*Task*
Every line of the material must be copied exactly.
--- START ---
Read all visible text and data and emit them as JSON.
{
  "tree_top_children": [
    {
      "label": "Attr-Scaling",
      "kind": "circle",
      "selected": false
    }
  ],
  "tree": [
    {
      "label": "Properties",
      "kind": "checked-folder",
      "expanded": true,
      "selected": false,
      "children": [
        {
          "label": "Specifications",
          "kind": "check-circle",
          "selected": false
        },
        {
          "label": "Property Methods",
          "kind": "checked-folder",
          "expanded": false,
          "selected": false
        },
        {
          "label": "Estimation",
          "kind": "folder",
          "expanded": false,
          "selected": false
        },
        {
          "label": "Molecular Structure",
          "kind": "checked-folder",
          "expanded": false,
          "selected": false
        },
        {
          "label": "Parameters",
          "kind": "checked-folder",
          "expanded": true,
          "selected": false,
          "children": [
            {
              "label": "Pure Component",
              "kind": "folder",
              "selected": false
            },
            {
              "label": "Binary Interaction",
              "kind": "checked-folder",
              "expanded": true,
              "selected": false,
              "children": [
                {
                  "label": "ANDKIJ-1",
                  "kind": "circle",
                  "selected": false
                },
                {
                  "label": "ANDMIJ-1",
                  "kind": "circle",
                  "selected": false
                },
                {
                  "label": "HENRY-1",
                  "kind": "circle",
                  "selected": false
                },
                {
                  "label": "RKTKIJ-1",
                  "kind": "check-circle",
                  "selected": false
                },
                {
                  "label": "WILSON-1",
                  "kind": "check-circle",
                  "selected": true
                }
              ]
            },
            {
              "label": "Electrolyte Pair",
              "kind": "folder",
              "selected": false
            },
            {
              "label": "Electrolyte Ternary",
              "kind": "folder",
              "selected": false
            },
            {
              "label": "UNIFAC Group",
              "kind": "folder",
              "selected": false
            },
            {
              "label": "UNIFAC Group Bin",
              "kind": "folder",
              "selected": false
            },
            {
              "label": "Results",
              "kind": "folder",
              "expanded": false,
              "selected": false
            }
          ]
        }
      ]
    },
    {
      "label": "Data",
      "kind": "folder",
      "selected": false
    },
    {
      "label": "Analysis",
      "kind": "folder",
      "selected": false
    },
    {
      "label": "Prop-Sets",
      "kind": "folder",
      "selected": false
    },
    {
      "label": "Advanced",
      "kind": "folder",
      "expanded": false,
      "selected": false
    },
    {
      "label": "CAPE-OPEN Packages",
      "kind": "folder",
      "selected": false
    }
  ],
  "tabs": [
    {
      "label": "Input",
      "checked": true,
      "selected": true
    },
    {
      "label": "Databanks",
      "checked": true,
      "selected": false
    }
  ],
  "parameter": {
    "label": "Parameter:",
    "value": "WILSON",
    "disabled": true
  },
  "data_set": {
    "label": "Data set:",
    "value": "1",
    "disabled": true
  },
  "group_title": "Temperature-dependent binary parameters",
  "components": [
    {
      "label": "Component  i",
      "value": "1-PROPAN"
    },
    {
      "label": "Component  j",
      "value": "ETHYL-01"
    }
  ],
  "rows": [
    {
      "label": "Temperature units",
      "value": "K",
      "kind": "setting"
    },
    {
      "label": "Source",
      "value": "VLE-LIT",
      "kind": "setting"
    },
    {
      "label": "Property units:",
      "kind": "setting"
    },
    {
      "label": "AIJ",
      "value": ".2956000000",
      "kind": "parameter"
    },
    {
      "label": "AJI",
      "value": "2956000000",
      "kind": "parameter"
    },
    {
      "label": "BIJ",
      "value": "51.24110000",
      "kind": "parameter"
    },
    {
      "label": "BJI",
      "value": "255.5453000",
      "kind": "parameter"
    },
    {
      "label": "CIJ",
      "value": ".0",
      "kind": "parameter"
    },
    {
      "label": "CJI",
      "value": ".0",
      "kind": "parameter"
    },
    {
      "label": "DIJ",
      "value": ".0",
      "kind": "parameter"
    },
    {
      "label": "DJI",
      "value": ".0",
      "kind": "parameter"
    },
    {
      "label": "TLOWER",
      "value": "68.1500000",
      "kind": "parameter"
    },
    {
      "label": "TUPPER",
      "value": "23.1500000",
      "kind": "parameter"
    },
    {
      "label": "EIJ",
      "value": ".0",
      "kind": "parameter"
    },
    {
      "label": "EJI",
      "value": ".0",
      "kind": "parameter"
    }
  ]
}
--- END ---
*Task answer*
Read all visible text and data and emit them as JSON.
{
  "tree_top_children": [
    {
      "label": "Attr-Scaling",
      "kind": "circle",
      "selected": false
    }
  ],
  "tree": [
    {
      "label": "Properties",
      "kind": "checked-folder",
      "expanded": true,
      "selected": false,
      "children": [
        {
          "label": "Specifications",
          "kind": "check-circle",
          "selected": false
        },
        {
          "label": "Property Methods",
          "kind": "checked-folder",
          "expanded": false,
          "selected": false
        },
        {
          "label": "Estimation",
          "kind": "folder",
          "expanded": false,
          "selected": false
        },
        {
          "label": "Molecular Structure",
          "kind": "checked-folder",
          "expanded": false,
          "selected": false
        },
        {
          "label": "Parameters",
          "kind": "checked-folder",
          "expanded": true,
          "selected": false,
          "children": [
            {
              "label": "Pure Component",
              "kind": "folder",
              "selected": false
            },
            {
              "label": "Binary Interaction",
              "kind": "checked-folder",
              "expanded": true,
              "selected": false,
              "children": [
                {
                  "label": "ANDKIJ-1",
                  "kind": "circle",
                  "selected": false
                },
                {
                  "label": "ANDMIJ-1",
                  "kind": "circle",
                  "selected": false
                },
                {
                  "label": "HENRY-1",
                  "kind": "circle",
                  "selected": false
                },
                {
                  "label": "RKTKIJ-1",
                  "kind": "check-circle",
                  "selected": false
                },
                {
                  "label": "WILSON-1",
                  "kind": "check-circle",
                  "selected": true
                }
              ]
            },
            {
              "label": "Electrolyte Pair",
              "kind": "folder",
              "selected": false
            },
            {
              "label": "Electrolyte Ternary",
              "kind": "folder",
              "selected": false
            },
            {
              "label": "UNIFAC Group",
              "kind": "folder",
              "selected": false
            },
            {
              "label": "UNIFAC Group Bin",
              "kind": "folder",
              "selected": false
            },
            {
              "label": "Results",
              "kind": "folder",
              "expanded": false,
              "selected": false
            }
          ]
        }
      ]
    },
    {
      "label": "Data",
      "kind": "folder",
      "selected": false
    },
    {
      "label": "Analysis",
      "kind": "folder",
      "selected": false
    },
    {
      "label": "Prop-Sets",
      "kind": "folder",
      "selected": false
    },
    {
      "label": "Advanced",
      "kind": "folder",
      "expanded": false,
      "selected": false
    },
    {
      "label": "CAPE-OPEN Packages",
      "kind": "folder",
      "selected": false
    }
  ],
  "tabs": [
    {
      "label": "Input",
      "checked": true,
      "selected": true
    },
    {
      "label": "Databanks",
      "checked": true,
      "selected": false
    }
  ],
  "parameter": {
    "label": "Parameter:",
    "value": "WILSON",
    "disabled": true
  },
  "data_set": {
    "label": "Data set:",
    "value": "1",
    "disabled": true
  },
  "group_title": "Temperature-dependent binary parameters",
  "components": [
    {
      "label": "Component  i",
      "value": "1-PROPAN"
    },
    {
      "label": "Component  j",
      "value": "ETHYL-01"
    }
  ],
  "rows": [
    {
      "label": "Temperature units",
      "value": "K",
      "kind": "setting"
    },
    {
      "label": "Source",
      "value": "VLE-LIT",
      "kind": "setting"
    },
    {
      "label": "Property units:",
      "kind": "setting"
    },
    {
      "label": "AIJ",
      "value": ".2956000000",
      "kind": "parameter"
    },
    {
      "label": "AJI",
      "value": "2956000000",
      "kind": "parameter"
    },
    {
      "label": "BIJ",
      "value": "51.24110000",
      "kind": "parameter"
    },
    {
      "label": "BJI",
      "value": "255.5453000",
      "kind": "parameter"
    },
    {
      "label": "CIJ",
      "value": ".0",
      "kind": "parameter"
    },
    {
      "label": "CJI",
      "value": ".0",
      "kind": "parameter"
    },
    {
      "label": "DIJ",
      "value": ".0",
      "kind": "parameter"
    },
    {
      "label": "DJI",
      "value": ".0",
      "kind": "parameter"
    },
    {
      "label": "TLOWER",
      "value": "68.1500000",
      "kind": "parameter"
    },
    {
      "label": "TUPPER",
      "value": "23.1500000",
      "kind": "parameter"
    },
    {
      "label": "EIJ",
      "value": ".0",
      "kind": "parameter"
    },
    {
      "label": "EJI",
      "value": ".0",
      "kind": "parameter"
    }
  ]
}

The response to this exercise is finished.